From the first time my husband and I visited Charleston, I will tell you we were in love with it. We came here often, and this was one of our favorite getaways. On one such visit, we decided to take a short hop to check out this bedroom community of the Holy City called Summerville; we couldn’t believe how charming the town was! (and still is!). How did we not know of this place?! With street upon street of trees with Spanish moss dripping from the limbs, antebellum cottages with climbing vines, gorgeous rooflines, and streets perfumed with the blossoms of gardenias and jasmine, its Southern charm cast its spell on us.
Isn't she a Historic Beaut?
The House we chose is typed “rare” for the area. It is one of 3 Charleston singles in Summerville. Ours is three windows wide instead of the two window width traditionally found in the peninsula of Charleston. We also loved the fact that it was right downtown and struck us as a proper city house. We knew right away that we needed to compile a full history as to the House’s lineage. We put together an abstract showing the chain of title back to the early 1800s to include the plantation’s name on which the House once sat. It was then time for us to name the House, and based on all our research, ‘The Coburn Hutchinson House’ encompassed the first families…and it was time to commence our chapter of the book.
Summerville is aptly named “Flower Town in the Pines.” It earned its name through the influx of wealthy Charlestonians who came to Summerville to “take the cure” and clear their lungs in the 19th century, as Yellow Fever was a real problem in the port city in the mid-1800s. The entire town filled with pine trees was believed the turpine in the air from the pines helped to clear one’s lungs, and it was a destination for healing for those suffering from pulmonary issues.
But it is the pretty streets filled with azaleas and the aromas of other types of southern blooms that not only drew luminaries like Elizabeth Arden to winter here year after year but have also influenced and flavored our choices. All of these elements have serendipitously guided us into a more romantic, lyrical, organic, natural design theme…and we couldn’t be happier about it. And of course, our design choices are driven by the eras the House had survived, and they are classic yet approachable. The House itself draws you in, and everyone that drops by always comments on that feature. By making thoughtful restoration decisions that showcase unique craftsmanship details, we maintain that cozy, hospitable, and welcoming environment.
We had spent considerable time shoring up the foundation and bones of the structure before any of the ‘pretty stuff’ started coming in! Ultimately, our goal is to honor the past today with this Historic House project. By blending the design palette between 1859 and today, we create a space that spans the generations, pays tribute to how far we have come, and shows how we can move forward.
What advice would you give to someone renovating an old/historic home? How do you find a balance and tie together the past and the new?
I enjoy making thoughtful choices. I find researching to get all the information I can is the key to historic homes. Find knowledgeable people in the immediate area to educate you.
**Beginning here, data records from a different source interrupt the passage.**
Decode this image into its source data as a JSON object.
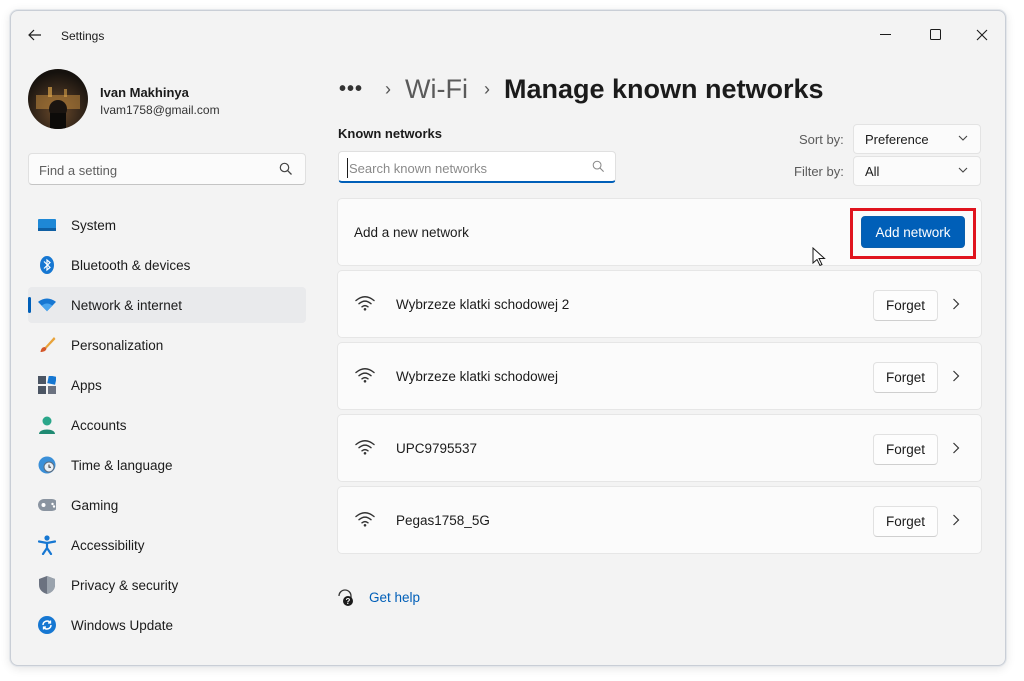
{
  "window": {
    "title": "Settings",
    "controls": [
      "minimize",
      "maximize",
      "close"
    ]
  },
  "profile": {
    "name": "Ivan Makhinya",
    "email": "Ivam1758@gmail.com"
  },
  "sidebar_search": {
    "placeholder": "Find a setting"
  },
  "nav": {
    "items": [
      {
        "label": "System",
        "icon": "system-icon"
      },
      {
        "label": "Bluetooth & devices",
        "icon": "bluetooth-icon"
      },
      {
        "label": "Network & internet",
        "icon": "wifi-icon",
        "active": true
      },
      {
        "label": "Personalization",
        "icon": "brush-icon"
      },
      {
        "label": "Apps",
        "icon": "apps-icon"
      },
      {
        "label": "Accounts",
        "icon": "person-icon"
      },
      {
        "label": "Time & language",
        "icon": "globe-clock-icon"
      },
      {
        "label": "Gaming",
        "icon": "gamepad-icon"
      },
      {
        "label": "Accessibility",
        "icon": "accessibility-icon"
      },
      {
        "label": "Privacy & security",
        "icon": "shield-icon"
      },
      {
        "label": "Windows Update",
        "icon": "update-icon"
      }
    ]
  },
  "breadcrumb": {
    "more": "•••",
    "parent": "Wi-Fi",
    "current": "Manage known networks"
  },
  "known_networks": {
    "label": "Known networks",
    "search_placeholder": "Search known networks",
    "sort_label": "Sort by:",
    "sort_value": "Preference",
    "filter_label": "Filter by:",
    "filter_value": "All",
    "add_text": "Add a new network",
    "add_button": "Add network",
    "forget_label": "Forget",
    "networks": [
      {
        "name": "Wybrzeze klatki schodowej 2"
      },
      {
        "name": "Wybrzeze klatki schodowej"
      },
      {
        "name": "UPC9795537"
      },
      {
        "name": "Pegas1758_5G"
      }
    ]
  },
  "help": {
    "label": "Get help"
  },
  "colors": {
    "accent": "#005fb8",
    "highlight_box": "#e0141e",
    "window_bg": "#f3f3f3",
    "card_bg": "#fbfbfb"
  }
}
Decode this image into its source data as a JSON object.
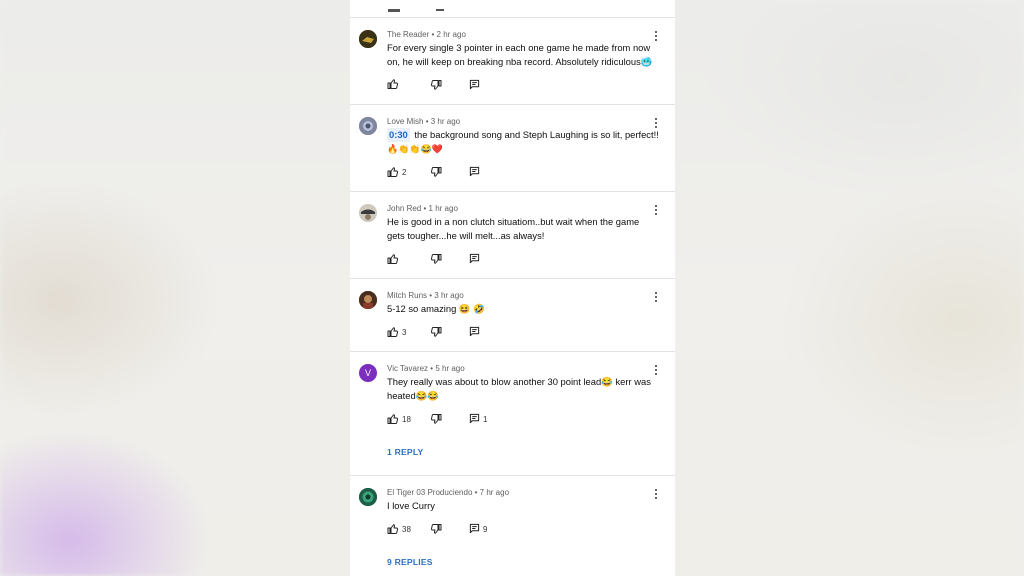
{
  "comments": [
    {
      "author": "The Reader",
      "age": "2 hr ago",
      "text": "For every single 3 pointer in each one game he made from now on, he will keep on breaking nba record. Absolutely ridiculous🥶",
      "likes": "",
      "replies": ""
    },
    {
      "author": "Love Mish",
      "age": "3 hr ago",
      "timestamp": "0:30",
      "text": "the background song and Steph Laughing is so lit, perfect!!",
      "emoji_line": "🔥👏👏😂❤️",
      "likes": "2",
      "replies": ""
    },
    {
      "author": "John Red",
      "age": "1 hr ago",
      "text": "He is good in a non clutch situatiom..but wait when the game gets tougher...he will melt...as always!",
      "likes": "",
      "replies": ""
    },
    {
      "author": "Mitch Runs",
      "age": "3 hr ago",
      "text": "5-12 so amazing 😆 🤣",
      "likes": "3",
      "replies": ""
    },
    {
      "author": "Vic Tavarez",
      "age": "5 hr ago",
      "avatar_letter": "V",
      "text": "They really was about to blow another 30 point lead😂 kerr was heated😂😂",
      "likes": "18",
      "replies": "1",
      "replies_link": "1 REPLY"
    },
    {
      "author": "El Tiger 03 Produciendo",
      "age": "7 hr ago",
      "text": "I love Curry",
      "likes": "38",
      "replies": "9",
      "replies_link": "9 REPLIES"
    }
  ],
  "separator": "•",
  "colors": {
    "accent": "#2e6fc4",
    "avatar_v": "#7b2fbf"
  },
  "icons": [
    "thumbs-up-icon",
    "thumbs-down-icon",
    "reply-icon",
    "more-vert-icon"
  ]
}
It’s a good idea to commission a design consultant who can help you move forward on the correct path, as many mistakes regarding color and hard surfaces can be costly to remediate. Take strides not to pigeonhole yourself into a vision of new vs. old. Honor your vision, but always remember to listen to the House; it wants you to help it to tell its story.